• **ASSIGNED TASK**
If a line in the data below includes the string "プロジェクト", please return a copy of it.

• **AVAILABLE DATA**
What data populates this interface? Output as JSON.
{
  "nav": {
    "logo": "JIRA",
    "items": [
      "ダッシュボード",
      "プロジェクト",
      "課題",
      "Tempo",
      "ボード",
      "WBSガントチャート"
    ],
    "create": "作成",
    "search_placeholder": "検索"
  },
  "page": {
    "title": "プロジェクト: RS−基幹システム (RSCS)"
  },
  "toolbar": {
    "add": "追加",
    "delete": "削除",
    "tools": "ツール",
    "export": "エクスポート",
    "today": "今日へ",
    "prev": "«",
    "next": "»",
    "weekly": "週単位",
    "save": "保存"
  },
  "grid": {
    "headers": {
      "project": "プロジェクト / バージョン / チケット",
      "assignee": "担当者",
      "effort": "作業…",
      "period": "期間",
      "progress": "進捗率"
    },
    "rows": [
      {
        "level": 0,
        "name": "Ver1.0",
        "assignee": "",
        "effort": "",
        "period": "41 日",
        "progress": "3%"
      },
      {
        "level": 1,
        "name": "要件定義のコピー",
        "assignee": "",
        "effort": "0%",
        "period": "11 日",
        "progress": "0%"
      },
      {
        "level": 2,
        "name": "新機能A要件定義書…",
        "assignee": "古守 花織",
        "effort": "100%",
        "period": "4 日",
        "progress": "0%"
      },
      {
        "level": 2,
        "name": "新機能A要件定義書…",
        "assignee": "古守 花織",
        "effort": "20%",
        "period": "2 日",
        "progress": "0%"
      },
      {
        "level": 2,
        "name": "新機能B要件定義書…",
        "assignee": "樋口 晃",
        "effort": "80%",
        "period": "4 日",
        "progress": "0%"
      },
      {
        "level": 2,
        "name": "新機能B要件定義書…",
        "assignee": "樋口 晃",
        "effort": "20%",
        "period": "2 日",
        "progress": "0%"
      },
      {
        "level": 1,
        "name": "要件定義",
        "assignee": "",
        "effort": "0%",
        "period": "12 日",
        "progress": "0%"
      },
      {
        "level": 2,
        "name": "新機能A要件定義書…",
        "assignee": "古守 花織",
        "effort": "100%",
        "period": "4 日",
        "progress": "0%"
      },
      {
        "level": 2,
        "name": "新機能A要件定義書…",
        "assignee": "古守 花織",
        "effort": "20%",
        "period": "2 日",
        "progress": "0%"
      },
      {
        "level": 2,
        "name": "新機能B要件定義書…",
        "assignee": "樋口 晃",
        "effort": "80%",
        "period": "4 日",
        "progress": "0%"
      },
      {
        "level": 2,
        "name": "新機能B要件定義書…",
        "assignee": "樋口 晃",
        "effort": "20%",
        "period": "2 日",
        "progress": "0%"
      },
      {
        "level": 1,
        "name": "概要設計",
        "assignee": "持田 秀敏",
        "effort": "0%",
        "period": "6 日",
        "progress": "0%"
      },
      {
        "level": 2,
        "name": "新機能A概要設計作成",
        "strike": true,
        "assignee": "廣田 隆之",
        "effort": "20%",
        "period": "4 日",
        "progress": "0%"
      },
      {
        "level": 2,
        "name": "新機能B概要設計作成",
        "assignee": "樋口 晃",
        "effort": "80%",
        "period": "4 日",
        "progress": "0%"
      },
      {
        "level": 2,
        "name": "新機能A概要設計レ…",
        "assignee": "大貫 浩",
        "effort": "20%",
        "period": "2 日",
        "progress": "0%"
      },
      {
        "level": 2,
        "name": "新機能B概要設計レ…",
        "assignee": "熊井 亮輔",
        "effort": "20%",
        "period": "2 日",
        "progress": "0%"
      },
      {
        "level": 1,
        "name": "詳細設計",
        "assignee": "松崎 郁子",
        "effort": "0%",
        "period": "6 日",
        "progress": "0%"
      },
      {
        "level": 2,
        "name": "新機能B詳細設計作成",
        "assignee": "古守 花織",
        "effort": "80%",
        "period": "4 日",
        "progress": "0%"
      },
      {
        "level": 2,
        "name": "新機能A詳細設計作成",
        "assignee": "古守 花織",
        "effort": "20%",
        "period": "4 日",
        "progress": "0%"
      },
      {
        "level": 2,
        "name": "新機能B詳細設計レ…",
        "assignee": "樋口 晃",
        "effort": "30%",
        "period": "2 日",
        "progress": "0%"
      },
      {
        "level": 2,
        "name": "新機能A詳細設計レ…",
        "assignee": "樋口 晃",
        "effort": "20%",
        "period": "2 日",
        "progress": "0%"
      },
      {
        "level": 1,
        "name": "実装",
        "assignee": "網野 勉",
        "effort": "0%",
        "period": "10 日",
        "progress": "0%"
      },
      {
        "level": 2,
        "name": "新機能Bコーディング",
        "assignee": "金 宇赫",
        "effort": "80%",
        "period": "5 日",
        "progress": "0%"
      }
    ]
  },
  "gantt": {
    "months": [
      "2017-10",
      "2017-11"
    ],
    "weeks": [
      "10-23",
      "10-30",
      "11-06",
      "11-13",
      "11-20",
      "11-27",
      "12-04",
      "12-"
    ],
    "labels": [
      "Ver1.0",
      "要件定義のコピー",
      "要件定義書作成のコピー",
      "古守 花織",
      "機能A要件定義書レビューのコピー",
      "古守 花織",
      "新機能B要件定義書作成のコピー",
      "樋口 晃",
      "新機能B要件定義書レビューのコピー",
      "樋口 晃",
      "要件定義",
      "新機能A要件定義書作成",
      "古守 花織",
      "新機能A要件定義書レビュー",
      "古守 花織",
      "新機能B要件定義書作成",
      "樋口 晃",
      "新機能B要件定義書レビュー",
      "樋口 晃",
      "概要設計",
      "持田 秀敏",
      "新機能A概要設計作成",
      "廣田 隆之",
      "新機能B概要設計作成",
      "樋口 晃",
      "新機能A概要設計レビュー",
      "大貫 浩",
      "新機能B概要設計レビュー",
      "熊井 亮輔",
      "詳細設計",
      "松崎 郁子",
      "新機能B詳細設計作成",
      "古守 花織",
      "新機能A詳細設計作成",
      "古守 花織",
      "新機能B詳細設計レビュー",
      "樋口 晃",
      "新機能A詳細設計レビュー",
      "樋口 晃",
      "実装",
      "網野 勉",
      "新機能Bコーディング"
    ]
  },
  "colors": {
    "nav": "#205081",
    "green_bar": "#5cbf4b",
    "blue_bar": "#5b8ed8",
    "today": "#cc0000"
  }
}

• **OUTPUT FOR THIS TASK**
      "プロジェクト",
    "title": "プロジェクト: RS−基幹システム (RSCS)"
      "project": "プロジェクト / バージョン / チケット",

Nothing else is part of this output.